Interpretive Summary: Coffee flowering occurs after the plants experience a drought followed by rainfall. Sporadic rainfall is thought to be responsible for multiple flowering, thus resulting is coffee cherries at different stages of development on the same tree. Due to this difference in coffee cherry maturity, the trees need to be harvested multiple times which increase labor costs. Having ripe, green and immature coffee cherries on the same trees also provides a constant food source for the Coffee Berry Borer (CBB). In our experiments we have found that sprays containing the gibberellic acid or abscisic acid, two naturally occurring plant hormones, can promote coffee flowering and subsequent coffee cherry harvests.
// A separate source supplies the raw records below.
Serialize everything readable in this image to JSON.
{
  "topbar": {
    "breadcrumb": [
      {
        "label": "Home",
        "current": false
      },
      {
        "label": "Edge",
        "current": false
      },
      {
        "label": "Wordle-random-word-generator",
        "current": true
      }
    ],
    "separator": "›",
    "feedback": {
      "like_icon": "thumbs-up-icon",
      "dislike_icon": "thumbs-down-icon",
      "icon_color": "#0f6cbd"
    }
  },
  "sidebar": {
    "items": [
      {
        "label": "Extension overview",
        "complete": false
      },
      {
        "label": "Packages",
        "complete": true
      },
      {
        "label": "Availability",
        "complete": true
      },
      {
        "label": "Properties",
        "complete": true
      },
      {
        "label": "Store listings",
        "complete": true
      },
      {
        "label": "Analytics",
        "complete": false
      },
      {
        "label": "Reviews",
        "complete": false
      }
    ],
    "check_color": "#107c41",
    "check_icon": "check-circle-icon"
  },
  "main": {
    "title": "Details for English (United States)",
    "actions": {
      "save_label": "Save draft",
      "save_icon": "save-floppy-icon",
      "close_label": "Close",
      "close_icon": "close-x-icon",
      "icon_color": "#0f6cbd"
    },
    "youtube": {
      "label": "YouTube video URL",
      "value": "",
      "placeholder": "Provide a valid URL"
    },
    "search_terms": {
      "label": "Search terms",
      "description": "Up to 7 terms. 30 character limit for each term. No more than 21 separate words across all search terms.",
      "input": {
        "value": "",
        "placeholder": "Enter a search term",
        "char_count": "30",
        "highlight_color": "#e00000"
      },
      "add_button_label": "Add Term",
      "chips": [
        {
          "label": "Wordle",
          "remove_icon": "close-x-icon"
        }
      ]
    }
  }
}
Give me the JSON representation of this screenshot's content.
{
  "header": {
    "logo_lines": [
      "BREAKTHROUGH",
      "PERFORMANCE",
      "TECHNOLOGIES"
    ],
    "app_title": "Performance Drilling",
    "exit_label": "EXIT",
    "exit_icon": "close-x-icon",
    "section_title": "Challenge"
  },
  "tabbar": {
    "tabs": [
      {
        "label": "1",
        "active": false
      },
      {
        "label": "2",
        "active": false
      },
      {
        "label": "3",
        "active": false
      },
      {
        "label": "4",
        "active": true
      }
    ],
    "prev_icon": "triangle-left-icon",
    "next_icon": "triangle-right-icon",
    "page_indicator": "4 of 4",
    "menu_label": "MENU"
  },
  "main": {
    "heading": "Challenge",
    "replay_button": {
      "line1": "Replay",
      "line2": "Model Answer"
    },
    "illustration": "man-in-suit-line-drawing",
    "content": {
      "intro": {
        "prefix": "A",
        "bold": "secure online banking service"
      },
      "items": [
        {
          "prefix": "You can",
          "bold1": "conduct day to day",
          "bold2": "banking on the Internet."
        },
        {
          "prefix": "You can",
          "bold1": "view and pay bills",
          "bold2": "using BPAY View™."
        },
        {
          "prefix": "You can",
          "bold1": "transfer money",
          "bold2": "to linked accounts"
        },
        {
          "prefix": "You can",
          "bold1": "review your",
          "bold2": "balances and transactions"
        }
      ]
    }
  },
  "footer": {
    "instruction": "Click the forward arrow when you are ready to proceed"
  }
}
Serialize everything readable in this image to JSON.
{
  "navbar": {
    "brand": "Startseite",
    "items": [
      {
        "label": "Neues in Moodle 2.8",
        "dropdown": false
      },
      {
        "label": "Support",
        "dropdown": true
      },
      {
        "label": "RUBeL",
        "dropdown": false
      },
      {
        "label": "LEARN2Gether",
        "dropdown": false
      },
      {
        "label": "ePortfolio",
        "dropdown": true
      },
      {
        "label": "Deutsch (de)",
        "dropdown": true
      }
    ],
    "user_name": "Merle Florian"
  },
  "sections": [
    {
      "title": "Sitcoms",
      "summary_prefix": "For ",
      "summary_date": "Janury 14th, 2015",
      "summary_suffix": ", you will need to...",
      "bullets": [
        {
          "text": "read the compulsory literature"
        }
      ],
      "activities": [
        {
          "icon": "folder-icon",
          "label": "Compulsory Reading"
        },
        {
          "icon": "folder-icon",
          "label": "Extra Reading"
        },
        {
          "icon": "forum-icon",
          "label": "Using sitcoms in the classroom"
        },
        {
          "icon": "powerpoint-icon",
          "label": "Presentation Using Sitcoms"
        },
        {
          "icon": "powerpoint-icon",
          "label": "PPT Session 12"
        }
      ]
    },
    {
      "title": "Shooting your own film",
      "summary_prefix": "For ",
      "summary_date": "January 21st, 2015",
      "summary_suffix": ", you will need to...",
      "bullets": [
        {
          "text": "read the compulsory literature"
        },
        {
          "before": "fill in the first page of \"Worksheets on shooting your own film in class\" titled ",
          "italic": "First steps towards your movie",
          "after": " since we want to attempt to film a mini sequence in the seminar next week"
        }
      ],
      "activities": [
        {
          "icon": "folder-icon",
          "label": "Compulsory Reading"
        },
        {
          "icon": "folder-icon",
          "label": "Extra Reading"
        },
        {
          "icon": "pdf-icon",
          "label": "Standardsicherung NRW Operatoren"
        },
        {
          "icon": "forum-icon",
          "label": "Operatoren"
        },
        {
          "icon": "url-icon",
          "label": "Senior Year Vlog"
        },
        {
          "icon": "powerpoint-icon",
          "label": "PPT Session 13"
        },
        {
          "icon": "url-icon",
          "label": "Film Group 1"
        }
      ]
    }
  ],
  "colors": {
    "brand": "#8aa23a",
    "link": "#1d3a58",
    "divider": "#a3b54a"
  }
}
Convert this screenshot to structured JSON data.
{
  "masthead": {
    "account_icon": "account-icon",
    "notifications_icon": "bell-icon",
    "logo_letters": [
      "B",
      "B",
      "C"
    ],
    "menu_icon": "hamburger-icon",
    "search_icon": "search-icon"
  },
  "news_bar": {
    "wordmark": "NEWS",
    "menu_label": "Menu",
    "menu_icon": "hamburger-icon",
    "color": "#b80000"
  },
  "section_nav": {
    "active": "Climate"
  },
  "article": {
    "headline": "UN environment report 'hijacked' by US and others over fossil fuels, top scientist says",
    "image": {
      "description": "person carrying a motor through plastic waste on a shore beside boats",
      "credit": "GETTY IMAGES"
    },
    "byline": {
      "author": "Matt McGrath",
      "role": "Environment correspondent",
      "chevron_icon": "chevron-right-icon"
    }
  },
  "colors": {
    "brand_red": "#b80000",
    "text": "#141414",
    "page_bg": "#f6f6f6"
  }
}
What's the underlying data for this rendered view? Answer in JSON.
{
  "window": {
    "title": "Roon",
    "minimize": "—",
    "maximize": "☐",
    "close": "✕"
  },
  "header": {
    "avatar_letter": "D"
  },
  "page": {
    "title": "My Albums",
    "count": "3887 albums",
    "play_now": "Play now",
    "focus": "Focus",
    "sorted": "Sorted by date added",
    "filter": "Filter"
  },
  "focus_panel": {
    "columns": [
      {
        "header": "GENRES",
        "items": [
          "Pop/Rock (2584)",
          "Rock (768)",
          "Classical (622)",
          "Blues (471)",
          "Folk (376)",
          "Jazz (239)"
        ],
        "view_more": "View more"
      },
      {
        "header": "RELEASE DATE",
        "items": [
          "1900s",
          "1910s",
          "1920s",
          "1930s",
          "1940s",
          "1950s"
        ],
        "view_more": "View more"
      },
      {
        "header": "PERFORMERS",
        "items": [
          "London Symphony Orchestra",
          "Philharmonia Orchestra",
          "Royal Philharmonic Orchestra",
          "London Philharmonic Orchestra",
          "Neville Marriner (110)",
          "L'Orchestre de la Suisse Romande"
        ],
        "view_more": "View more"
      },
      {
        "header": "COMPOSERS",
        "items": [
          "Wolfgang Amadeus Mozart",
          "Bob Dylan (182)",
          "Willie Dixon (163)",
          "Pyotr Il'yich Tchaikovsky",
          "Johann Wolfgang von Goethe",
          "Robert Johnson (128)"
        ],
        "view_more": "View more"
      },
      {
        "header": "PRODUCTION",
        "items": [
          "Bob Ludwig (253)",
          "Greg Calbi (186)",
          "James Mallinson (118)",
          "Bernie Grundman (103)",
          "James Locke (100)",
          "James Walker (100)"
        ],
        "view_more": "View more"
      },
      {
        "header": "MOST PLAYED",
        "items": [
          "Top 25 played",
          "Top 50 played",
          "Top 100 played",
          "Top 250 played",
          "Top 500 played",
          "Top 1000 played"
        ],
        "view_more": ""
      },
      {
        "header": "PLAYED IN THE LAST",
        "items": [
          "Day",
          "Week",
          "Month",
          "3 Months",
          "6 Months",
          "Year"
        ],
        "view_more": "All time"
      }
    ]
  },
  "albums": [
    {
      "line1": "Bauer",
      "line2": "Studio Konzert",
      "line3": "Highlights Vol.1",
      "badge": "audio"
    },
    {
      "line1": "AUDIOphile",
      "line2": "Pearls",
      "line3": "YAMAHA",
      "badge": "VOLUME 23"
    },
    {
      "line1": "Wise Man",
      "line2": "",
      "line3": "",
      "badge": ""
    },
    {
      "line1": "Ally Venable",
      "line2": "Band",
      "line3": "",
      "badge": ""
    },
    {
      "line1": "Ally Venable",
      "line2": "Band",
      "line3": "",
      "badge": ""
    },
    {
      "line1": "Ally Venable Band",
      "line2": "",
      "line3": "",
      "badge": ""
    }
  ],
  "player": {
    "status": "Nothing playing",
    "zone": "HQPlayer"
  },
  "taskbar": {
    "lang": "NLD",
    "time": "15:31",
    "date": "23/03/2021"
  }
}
Technical Abstract: The breaking of coffee flower bud dormancy is known to be associated with one or more significant rainfall events following an extended period of dryness. In Hawaii, lack of a distinct wet-dry season poses serious problems for coffee growers because flowering is spread over several months. Multiple flowering episodes stem from the progressive development of buds located in leaf axils of lateral branches. Flower bud development occurs as branches lengthen and grow outwards. Higher elevation and/or higher latitude generally slow the growth of both branches and their buds. Hence older mature buds are found on the inner portions of lateral branches while younger immature buds are found on outer and top branches of the trees. Multiple flowering episodes forces 3-5 harvest rounds on the same tree during the harvest season. This increases labor costs in both hand and mechanically harvested coffee farms. In addition, the constant presence of coffee berries in the field increases coffee berry borer (CBB) reservoirs in the field. In a series of trials Kona Coffee trees treated with foliar sprays of GA3 resulted in more concentrated flowering. Coffee harvests were shown to be more uniform with higher recoveries of ripe berries. Additionally, soil drenches and foliar sprays of s-ABA increased coffee yields on trees treated in Kona and Kauai. Here we present data on current experiments in Hawaii to optimize rates and timing of GA3 and s-ABA sprays on semi-commercial field plots.